I have a close friend who was in Vietnam and has not yet been to The Wall. He says he is not ready. He says he is afraid it will make him cry. I told him that all of us who go there cry, but I guess we all have our individual times when we become ready to approach a difficult task. I have told him that when he is ready to go I will go with him. And I will. Just in case there is no elderly gentleman with his wife, or no lady in a sensible cloth coat and sensible shoes, or no great bear of a legless man in a wheelchair there for him. And I will carry extra handkerchiefs and tissues in the event he forgets.
 
This was the story of my pilgrimage to The Wall and the events that took place there. I like to feel that we are all in this healing together. We went to Vietnam together and some of us came home together. None of us came back whole. But we can heal, thanks to those that conceived The Wall. We owe them our gratitude. I am so very grateful to those gentle people. I know they were inspired by a higher power but they had to proceed with their vision in the face of daunting odds. We owe all those who went before us honor, gratitude and respect. I am one of those many who benefited immeasurably from The Wall. Yet I contributed nothing. Not even five bucks. Because I was OK. I didn’t need anything from anybody. How little I knew. How very little I knew. Thank you Jan Scruggs, Robert Doubek, and John Wheeler. Thank you Maya Lin. Thank you Glenna Goodacre, Frederick Hart and all of the others who had the vision, the guts and the foresight to give us this healing place.
 
 
Kenneth 

Bopp, CRNA
 
Kenneth Bopp, CRNA
 
 
Epilogue

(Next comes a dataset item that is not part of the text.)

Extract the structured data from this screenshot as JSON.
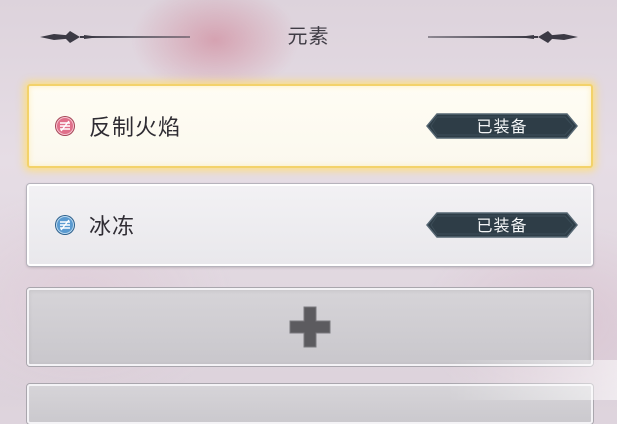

First stationed with the 3rd Surgical Hospital in Bien Hoa, Kenneth Bopp and his unit moved to the delta after a couple of months where he and another anesthetist were in command of the convoy to the new location. Bopp returned to the 24th Evacuation Hospital for a six-week temporary duty assignment, then went back to the delta. In August 1967, transferring back to the 24th Evacuation Hospital, Bopp finished his tour of duty in Long Binh, Vietnam.
 
After he returned home, he worked in Belleville, Illinois for a couple of years, then moved his family to New Orleans, Louisiana, where he continues his practice as a CRNA at what is now Memorial Medical Center. "I was the first male nurse anesthetist they had ever seen at [South Baptist Hospital]," says Bopp. He works with mostly cardiovascular and neuro cases, and his group has also added obstetric (OB) anesthesia to their repertoire.
 
Bopp has returned to The Wall once since the time he documents above. "It is still, to me, a very moving experience. I cried again, but it was much more peaceful and calming to me than the tears I cried at the first visit," he reports.
 
"My family is thriving," he continues. "I did lose my wife two years ago to metastatic breast cancer. She was also a nurse anesthetist, although [she] had not practiced anesthesia for many years. She was an emergency room nurse.
 
"Both of my daughters are a source of joy and pride to me," he says. "They are wonderful mothers and wives. My son is doing much better now. He still has problems but is slowly overcoming them, and I have great hope for him. I am also very proud of him and his heroic struggle against drugs."